TRY IT:
Each line in the data must be reproduced as written, except for any picture.
......
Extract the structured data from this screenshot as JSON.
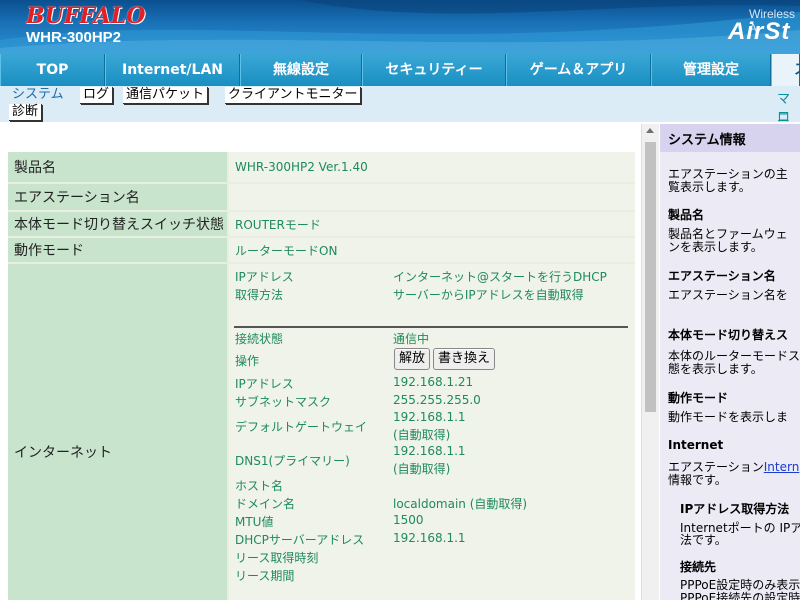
{
  "header": {
    "brand": "BUFFALO",
    "model": "WHR-300HP2",
    "wireless": "Wireless A",
    "airstation": "AirSt"
  },
  "nav": {
    "tabs": [
      {
        "label": "TOP"
      },
      {
        "label": "Internet/LAN"
      },
      {
        "label": "無線設定"
      },
      {
        "label": "セキュリティー"
      },
      {
        "label": "ゲーム＆アプリ"
      },
      {
        "label": "管理設定"
      },
      {
        "label": "ス"
      }
    ]
  },
  "subnav": {
    "items": [
      {
        "label": "システム"
      },
      {
        "label": "ログ"
      },
      {
        "label": "通信パケット"
      },
      {
        "label": "クライアントモニター"
      },
      {
        "label": "診断"
      }
    ],
    "right1": "マニ",
    "right2": "ログ"
  },
  "main": {
    "rows": [
      {
        "label": "製品名",
        "value": "WHR-300HP2 Ver.1.40"
      },
      {
        "label": "エアステーション名",
        "value": ""
      },
      {
        "label": "本体モード切り替えスイッチ状態",
        "value": "ROUTERモード"
      },
      {
        "label": "動作モード",
        "value": "ルーターモードON"
      }
    ],
    "internet": {
      "label": "インターネット",
      "ip_label": "IPアドレス",
      "ip_value": "インターネット@スタートを行うDHCP",
      "method_label": "取得方法",
      "method_value": "サーバーからIPアドレスを自動取得",
      "conn_label": "接続状態",
      "conn_value": "通信中",
      "op_label": "操作",
      "release_btn": "解放",
      "renew_btn": "書き換え",
      "ipaddr_label": "IPアドレス",
      "ipaddr_value": "192.168.1.21",
      "mask_label": "サブネットマスク",
      "mask_value": "255.255.255.0",
      "gw_label": "デフォルトゲートウェイ",
      "gw_value": "192.168.1.1",
      "gw_note": "(自動取得)",
      "dns_label": "DNS1(プライマリー)",
      "dns_value": "192.168.1.1",
      "dns_note": "(自動取得)",
      "host_label": "ホスト名",
      "domain_label": "ドメイン名",
      "domain_value": "localdomain (自動取得)",
      "mtu_label": "MTU値",
      "mtu_value": "1500",
      "dhcp_label": "DHCPサーバーアドレス",
      "dhcp_value": "192.168.1.1",
      "lease_get_label": "リース取得時刻",
      "lease_period_label": "リース期間"
    }
  },
  "help": {
    "title": "システム情報",
    "intro1": "エアステーションの主",
    "intro2": "覧表示します。",
    "s1_title": "製品名",
    "s1_l1": "製品名とファームウェ",
    "s1_l2": "ンを表示します。",
    "s2_title": "エアステーション名",
    "s2_l1": "エアステーション名を",
    "s3_title": "本体モード切り替えス",
    "s3_l1": "本体のルーターモードス",
    "s3_l2": "態を表示します。",
    "s4_title": "動作モード",
    "s4_l1": "動作モードを表示しま",
    "s5_title": "Internet",
    "s5_l1a": "エアステーション",
    "s5_l1b": "Intern",
    "s5_l2": "情報です。",
    "s6_title": "IPアドレス取得方法",
    "s6_l1": "Internetポートの IPア",
    "s6_l2": "法です。",
    "s7_title": "接続先",
    "s7_l1": "PPPoE設定時のみ表示",
    "s7_l2": "PPPoE接続先の設定時"
  }
}
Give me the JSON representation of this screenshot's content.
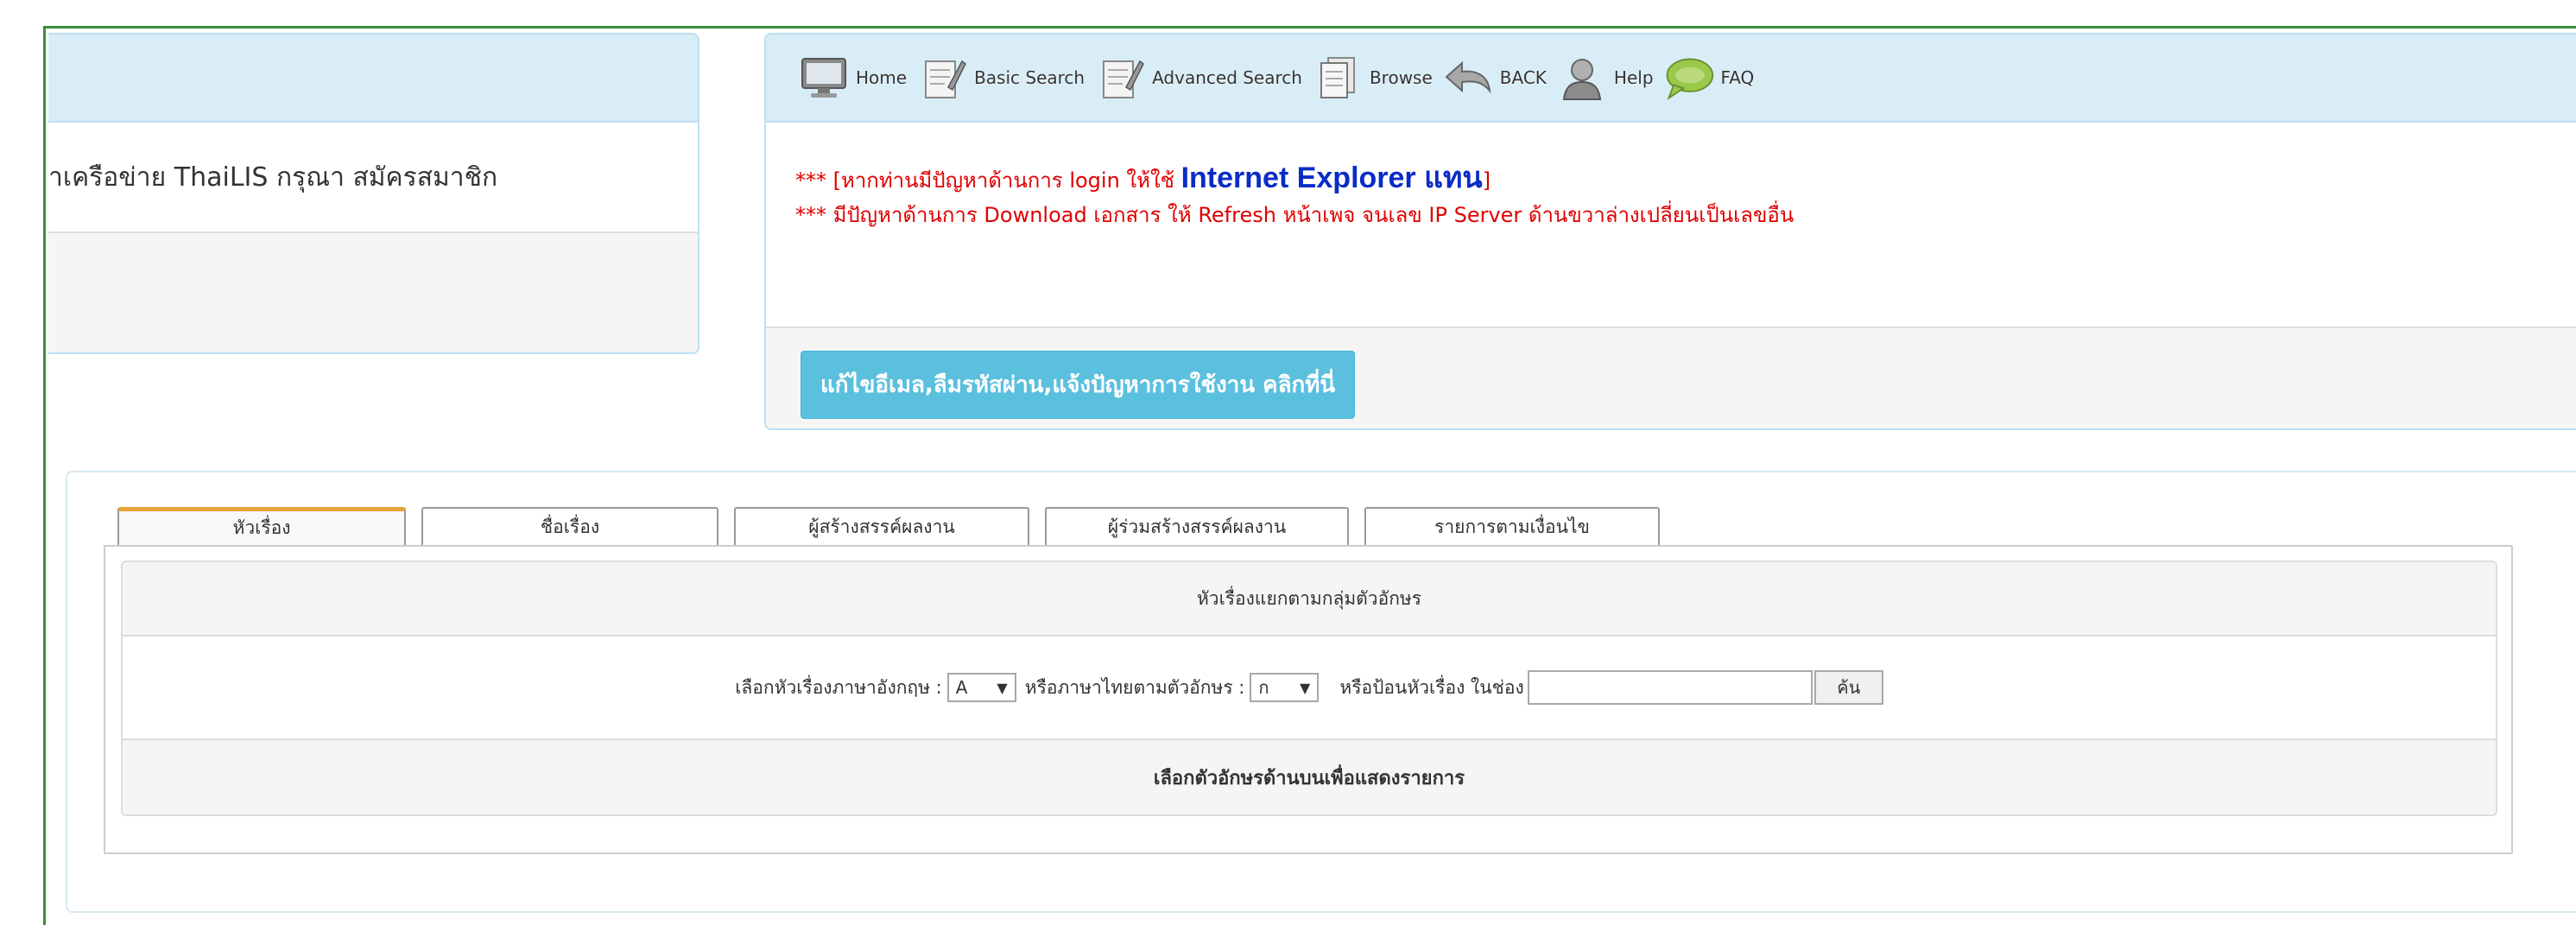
{
  "left_panel": {
    "message": "าเครือข่าย ThaiLIS กรุณา สมัครสมาชิก"
  },
  "nav": {
    "items": [
      {
        "label": "Home",
        "icon": "monitor-icon"
      },
      {
        "label": "Basic Search",
        "icon": "document-edit-icon"
      },
      {
        "label": "Advanced Search",
        "icon": "document-edit-icon"
      },
      {
        "label": "Browse",
        "icon": "documents-icon"
      },
      {
        "label": "BACK",
        "icon": "back-arrow-icon"
      },
      {
        "label": "Help",
        "icon": "person-help-icon"
      },
      {
        "label": "FAQ",
        "icon": "speech-bubble-icon"
      }
    ]
  },
  "notice": {
    "line1_prefix": "*** [หากท่านมีปัญหาด้านการ login ให้ใช้ ",
    "line1_highlight": "Internet Explorer แทน",
    "line1_suffix": "]",
    "line2": "*** มีปัญหาด้านการ Download เอกสาร ให้ Refresh หน้าเพจ จนเลข IP Server ด้านขวาล่างเปลี่ยนเป็นเลขอื่น"
  },
  "help_button": {
    "label": "แก้ไขอีเมล,ลืมรหัสผ่าน,แจ้งปัญหาการใช้งาน คลิกที่นี่"
  },
  "tabs": [
    {
      "label": "หัวเรื่อง",
      "active": true
    },
    {
      "label": "ชื่อเรื่อง",
      "active": false
    },
    {
      "label": "ผู้สร้างสรรค์ผลงาน",
      "active": false
    },
    {
      "label": "ผู้ร่วมสร้างสรรค์ผลงาน",
      "active": false
    },
    {
      "label": "รายการตามเงื่อนไข",
      "active": false
    }
  ],
  "browse": {
    "heading": "หัวเรื่องแยกตามกลุ่มตัวอักษร",
    "english_label": "เลือกหัวเรื่องภาษาอังกฤษ :",
    "english_selected": "A",
    "thai_label": "หรือภาษาไทยตามตัวอักษร :",
    "thai_selected": "ก",
    "input_label": "หรือป้อนหัวเรื่อง ในช่อง",
    "input_value": "",
    "search_button": "ค้น",
    "footer": "เลือกตัวอักษรด้านบนเพื่อแสดงรายการ"
  },
  "colors": {
    "accent_green": "#3c8c3c",
    "panel_blue": "#d9edf7",
    "notice_red": "#e00000",
    "highlight_blue": "#0a2cc6",
    "button_blue": "#5bc0de",
    "active_tab": "#e8a33a"
  }
}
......
RESULT BELOW:
Extract the structured data from this screenshot as JSON.
{
  "header": {
    "brand": "BUFFALO",
    "model": "WHR-300HP2",
    "wireless": "Wireless A",
    "airstation": "AirSt"
  },
  "nav": {
    "tabs": [
      {
        "label": "TOP"
      },
      {
        "label": "Internet/LAN"
      },
      {
        "label": "無線設定"
      },
      {
        "label": "セキュリティー"
      },
      {
        "label": "ゲーム＆アプリ"
      },
      {
        "label": "管理設定"
      },
      {
        "label": "ス"
      }
    ]
  },
  "subnav": {
    "items": [
      {
        "label": "システム"
      },
      {
        "label": "ログ"
      },
      {
        "label": "通信パケット"
      },
      {
        "label": "クライアントモニター"
      },
      {
        "label": "診断"
      }
    ],
    "right1": "マニ",
    "right2": "ログ"
  },
  "main": {
    "rows": [
      {
        "label": "製品名",
        "value": "WHR-300HP2 Ver.1.40"
      },
      {
        "label": "エアステーション名",
        "value": ""
      },
      {
        "label": "本体モード切り替えスイッチ状態",
        "value": "ROUTERモード"
      },
      {
        "label": "動作モード",
        "value": "ルーターモードON"
      }
    ],
    "internet": {
      "label": "インターネット",
      "ip_label": "IPアドレス",
      "ip_value": "インターネット@スタートを行うDHCP",
      "method_label": "取得方法",
      "method_value": "サーバーからIPアドレスを自動取得",
      "conn_label": "接続状態",
      "conn_value": "通信中",
      "op_label": "操作",
      "release_btn": "解放",
      "renew_btn": "書き換え",
      "ipaddr_label": "IPアドレス",
      "ipaddr_value": "192.168.1.21",
      "mask_label": "サブネットマスク",
      "mask_value": "255.255.255.0",
      "gw_label": "デフォルトゲートウェイ",
      "gw_value": "192.168.1.1",
      "gw_note": "(自動取得)",
      "dns_label": "DNS1(プライマリー)",
      "dns_value": "192.168.1.1",
      "dns_note": "(自動取得)",
      "host_label": "ホスト名",
      "domain_label": "ドメイン名",
      "domain_value": "localdomain (自動取得)",
      "mtu_label": "MTU値",
      "mtu_value": "1500",
      "dhcp_label": "DHCPサーバーアドレス",
      "dhcp_value": "192.168.1.1",
      "lease_get_label": "リース取得時刻",
      "lease_period_label": "リース期間"
    }
  },
  "help": {
    "title": "システム情報",
    "intro1": "エアステーションの主",
    "intro2": "覧表示します。",
    "s1_title": "製品名",
    "s1_l1": "製品名とファームウェ",
    "s1_l2": "ンを表示します。",
    "s2_title": "エアステーション名",
    "s2_l1": "エアステーション名を",
    "s3_title": "本体モード切り替えス",
    "s3_l1": "本体のルーターモードス",
    "s3_l2": "態を表示します。",
    "s4_title": "動作モード",
    "s4_l1": "動作モードを表示しま",
    "s5_title": "Internet",
    "s5_l1a": "エアステーション",
    "s5_l1b": "Intern",
    "s5_l2": "情報です。",
    "s6_title": "IPアドレス取得方法",
    "s6_l1": "Internetポートの IPア",
    "s6_l2": "法です。",
    "s7_title": "接続先",
    "s7_l1": "PPPoE設定時のみ表示",
    "s7_l2": "PPPoE接続先の設定時"
  }
}
Give me the JSON representation of this screenshot's content.
{
  "left_panel": {
    "message": "าเครือข่าย ThaiLIS กรุณา สมัครสมาชิก"
  },
  "nav": {
    "items": [
      {
        "label": "Home",
        "icon": "monitor-icon"
      },
      {
        "label": "Basic Search",
        "icon": "document-edit-icon"
      },
      {
        "label": "Advanced Search",
        "icon": "document-edit-icon"
      },
      {
        "label": "Browse",
        "icon": "documents-icon"
      },
      {
        "label": "BACK",
        "icon": "back-arrow-icon"
      },
      {
        "label": "Help",
        "icon": "person-help-icon"
      },
      {
        "label": "FAQ",
        "icon": "speech-bubble-icon"
      }
    ]
  },
  "notice": {
    "line1_prefix": "*** [หากท่านมีปัญหาด้านการ login ให้ใช้ ",
    "line1_highlight": "Internet Explorer แทน",
    "line1_suffix": "]",
    "line2": "*** มีปัญหาด้านการ Download เอกสาร ให้ Refresh หน้าเพจ จนเลข IP Server ด้านขวาล่างเปลี่ยนเป็นเลขอื่น"
  },
  "help_button": {
    "label": "แก้ไขอีเมล,ลืมรหัสผ่าน,แจ้งปัญหาการใช้งาน คลิกที่นี่"
  },
  "tabs": [
    {
      "label": "หัวเรื่อง",
      "active": true
    },
    {
      "label": "ชื่อเรื่อง",
      "active": false
    },
    {
      "label": "ผู้สร้างสรรค์ผลงาน",
      "active": false
    },
    {
      "label": "ผู้ร่วมสร้างสรรค์ผลงาน",
      "active": false
    },
    {
      "label": "รายการตามเงื่อนไข",
      "active": false
    }
  ],
  "browse": {
    "heading": "หัวเรื่องแยกตามกลุ่มตัวอักษร",
    "english_label": "เลือกหัวเรื่องภาษาอังกฤษ :",
    "english_selected": "A",
    "thai_label": "หรือภาษาไทยตามตัวอักษร :",
    "thai_selected": "ก",
    "input_label": "หรือป้อนหัวเรื่อง ในช่อง",
    "input_value": "",
    "search_button": "ค้น",
    "footer": "เลือกตัวอักษรด้านบนเพื่อแสดงรายการ"
  },
  "colors": {
    "accent_green": "#3c8c3c",
    "panel_blue": "#d9edf7",
    "notice_red": "#e00000",
    "highlight_blue": "#0a2cc6",
    "button_blue": "#5bc0de",
    "active_tab": "#e8a33a"
  }
}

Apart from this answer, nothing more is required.